### EXERCISE
Please set down the data again exactly, minus the pictures.

☆ ☆ ☆ ☆ ☆ ☆ ☆

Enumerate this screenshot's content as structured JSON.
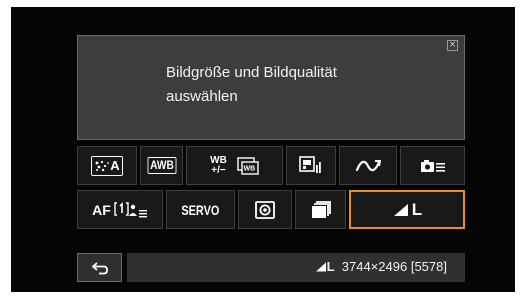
{
  "tip": {
    "text_line1": "Bildgröße und Bildqualität",
    "text_line2": "auswählen",
    "close_glyph": "×"
  },
  "row1": [
    {
      "name": "picture-style-auto",
      "label": "A",
      "icon": "picture-style-icon"
    },
    {
      "name": "white-balance",
      "label": "AWB"
    },
    {
      "name": "wb-shift-bracket",
      "label_top": "WB",
      "label_bottom": "+/−",
      "icon": "wb-bracket-icon"
    },
    {
      "name": "image-quality-settings",
      "icon": "image-settings-icon"
    },
    {
      "name": "auto-lighting-optimizer",
      "icon": "curve-icon"
    },
    {
      "name": "camera-settings-menu",
      "icon": "camera-menu-icon"
    }
  ],
  "row2": [
    {
      "name": "af-operation",
      "label": "AF"
    },
    {
      "name": "servo-mode",
      "label": "SERVO"
    },
    {
      "name": "metering-mode",
      "icon": "metering-icon"
    },
    {
      "name": "drive-mode",
      "icon": "drive-mode-icon"
    },
    {
      "name": "image-quality",
      "label": "L",
      "icon": "fine-quality-icon",
      "selected": true
    }
  ],
  "info": {
    "quality_label": "L",
    "resolution": "3744×2496",
    "shots": "[5578]"
  },
  "colors": {
    "screen_bg": "#050505",
    "tip_bg": "#3d3d3d",
    "cell_bg": "#191919",
    "selected_border": "#e88f1e",
    "info_bg": "#303030"
  }
}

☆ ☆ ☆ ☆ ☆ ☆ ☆

### EXERCISE RESPONSE
Enumerate this screenshot's content as structured JSON.
{
  "tip": {
    "text_line1": "Bildgröße und Bildqualität",
    "text_line2": "auswählen",
    "close_glyph": "×"
  },
  "row1": [
    {
      "name": "picture-style-auto",
      "label": "A",
      "icon": "picture-style-icon"
    },
    {
      "name": "white-balance",
      "label": "AWB"
    },
    {
      "name": "wb-shift-bracket",
      "label_top": "WB",
      "label_bottom": "+/−",
      "icon": "wb-bracket-icon"
    },
    {
      "name": "image-quality-settings",
      "icon": "image-settings-icon"
    },
    {
      "name": "auto-lighting-optimizer",
      "icon": "curve-icon"
    },
    {
      "name": "camera-settings-menu",
      "icon": "camera-menu-icon"
    }
  ],
  "row2": [
    {
      "name": "af-operation",
      "label": "AF"
    },
    {
      "name": "servo-mode",
      "label": "SERVO"
    },
    {
      "name": "metering-mode",
      "icon": "metering-icon"
    },
    {
      "name": "drive-mode",
      "icon": "drive-mode-icon"
    },
    {
      "name": "image-quality",
      "label": "L",
      "icon": "fine-quality-icon",
      "selected": true
    }
  ],
  "info": {
    "quality_label": "L",
    "resolution": "3744×2496",
    "shots": "[5578]"
  },
  "colors": {
    "screen_bg": "#050505",
    "tip_bg": "#3d3d3d",
    "cell_bg": "#191919",
    "selected_border": "#e88f1e",
    "info_bg": "#303030"
  }
}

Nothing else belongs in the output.